Still seeing no conclusion to this debate, I remembered what had worked in the past for other courses. I suggested a variety of options, such as having another professor help out with accommodations on examinations, using the TA (Teachers Assistant) to proctor the test, or using my tutor for this class to proctor the test. With these options on the table, we both agreed that I would first contact my tutor to attempt to gain her permission to proctor this exam on Tuesday. As I left the office, I was set with the notion that my idea would work. I made sure to let my advisor know as well, so that she was informed of what I thought was a solution. As we talked, I told her all the events that had occurred within his office and the solution we had agreed upon. Upon hearing about our conversations, she still felt the alternatives proposed were not acceptable and suggested that she proctor the test herself.

I was open to the idea because she had proctored other tests for me in the past. She then proceeded to call the professor and stated to him that she was willing to proctor the test for me. I patiently waited as she spoke on the phone. It was clear that the voice on the other end of the line was becoming aggressive, almost hostile. I did not want to listen in on this conversation, but all ears focused on what he said. It was clear that my professor was beginning to get disgusted with the situation, and the fact that my advisor was now helping me, only compounded his anger.

When she ended the conversation, she started to laugh out of frustration, but I knew that some resolution had been made. As the day drifted away, so did the frustrations and anxiety of the situation at hand, and I was soon reassured that all was on track for the examination the following week. My confidence was increasing, however, a second e-mail was received and my confidence was again diminished. I had expected the e-mail to be the go ahead email from the professor; however, as quick as things started to look up, everything came to a screeching halt.

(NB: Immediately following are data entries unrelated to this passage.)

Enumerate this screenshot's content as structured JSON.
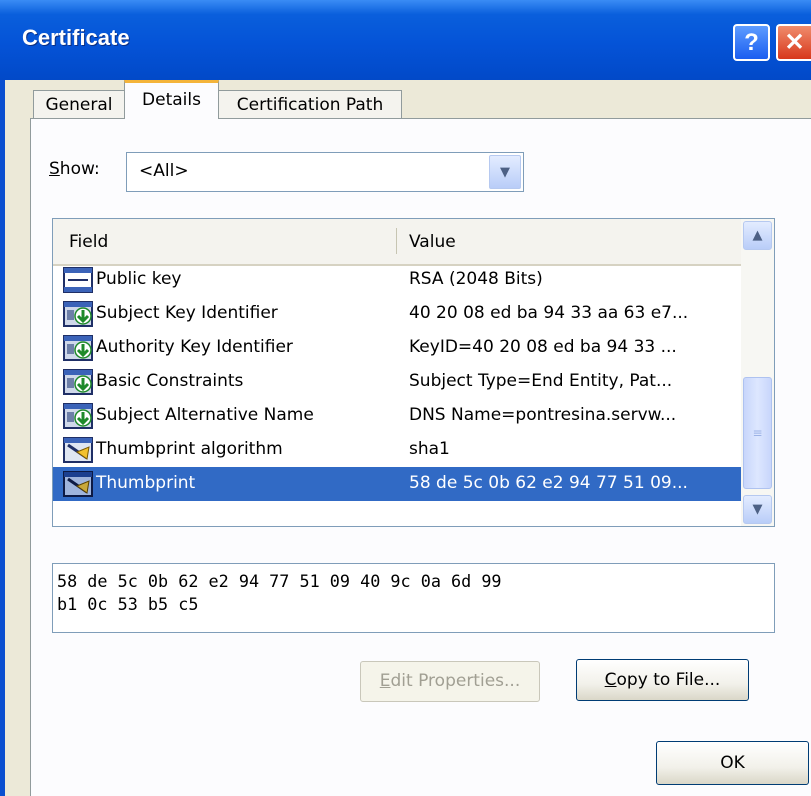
{
  "window": {
    "title": "Certificate"
  },
  "titlebar": {
    "help_glyph": "?",
    "close_glyph": "✕"
  },
  "tabs": [
    {
      "label": "General",
      "active": false
    },
    {
      "label": "Details",
      "active": true
    },
    {
      "label": "Certification Path",
      "active": false
    }
  ],
  "show": {
    "label_key": "S",
    "label_rest": "how:",
    "selected": "<All>"
  },
  "list": {
    "columns": {
      "field": "Field",
      "value": "Value"
    },
    "rows": [
      {
        "field": "Public key",
        "value": "RSA (2048 Bits)",
        "icon": "certificate-field-icon",
        "selected": false
      },
      {
        "field": "Subject Key Identifier",
        "value": "40 20 08 ed ba 94 33 aa 63 e7...",
        "icon": "certificate-extension-icon",
        "selected": false
      },
      {
        "field": "Authority Key Identifier",
        "value": "KeyID=40 20 08 ed ba 94 33 ...",
        "icon": "certificate-extension-icon",
        "selected": false
      },
      {
        "field": "Basic Constraints",
        "value": "Subject Type=End Entity, Pat...",
        "icon": "certificate-extension-icon",
        "selected": false
      },
      {
        "field": "Subject Alternative Name",
        "value": "DNS Name=pontresina.servw...",
        "icon": "certificate-extension-icon",
        "selected": false
      },
      {
        "field": "Thumbprint algorithm",
        "value": "sha1",
        "icon": "certificate-property-icon",
        "selected": false
      },
      {
        "field": "Thumbprint",
        "value": "58 de 5c 0b 62 e2 94 77 51 09...",
        "icon": "certificate-property-icon",
        "selected": true
      }
    ]
  },
  "detail": {
    "value": "58 de 5c 0b 62 e2 94 77 51 09 40 9c 0a 6d 99\nb1 0c 53 b5 c5"
  },
  "buttons": {
    "edit": {
      "key": "E",
      "rest": "dit Properties...",
      "enabled": false
    },
    "copy": {
      "key": "C",
      "rest": "opy to File...",
      "enabled": true
    },
    "ok": {
      "label": "OK"
    }
  },
  "colors": {
    "title_bar": "#0453d7",
    "selection": "#316ac5",
    "dialog_face": "#ece9d8",
    "active_tab_accent": "#f4b43a"
  }
}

The letter in front of me was not at all what I expected. As I read it repeatedly, my body slowly filled with sudden shock. The e-mail in front of me began as an attempt to clarify our earlier conversation; however, it continued on and became a severe warning. His aggressive demeanor echoed across his message, attacking me as a student, and as a person. As a student, I can understand a small amount of the frustration level that comes with finding time to implement reasonable accommodations, as it is not easy for me, and I don’t always expect it to be easy for my professors. However, as a person, I was deeply offended by his accusations. I felt that I was simply advocating for myself, which includes assertively pursuing the accommodations I needed. He, however, saw this advocacy as defensiveness and defiance towards him, and attacked my demeanor.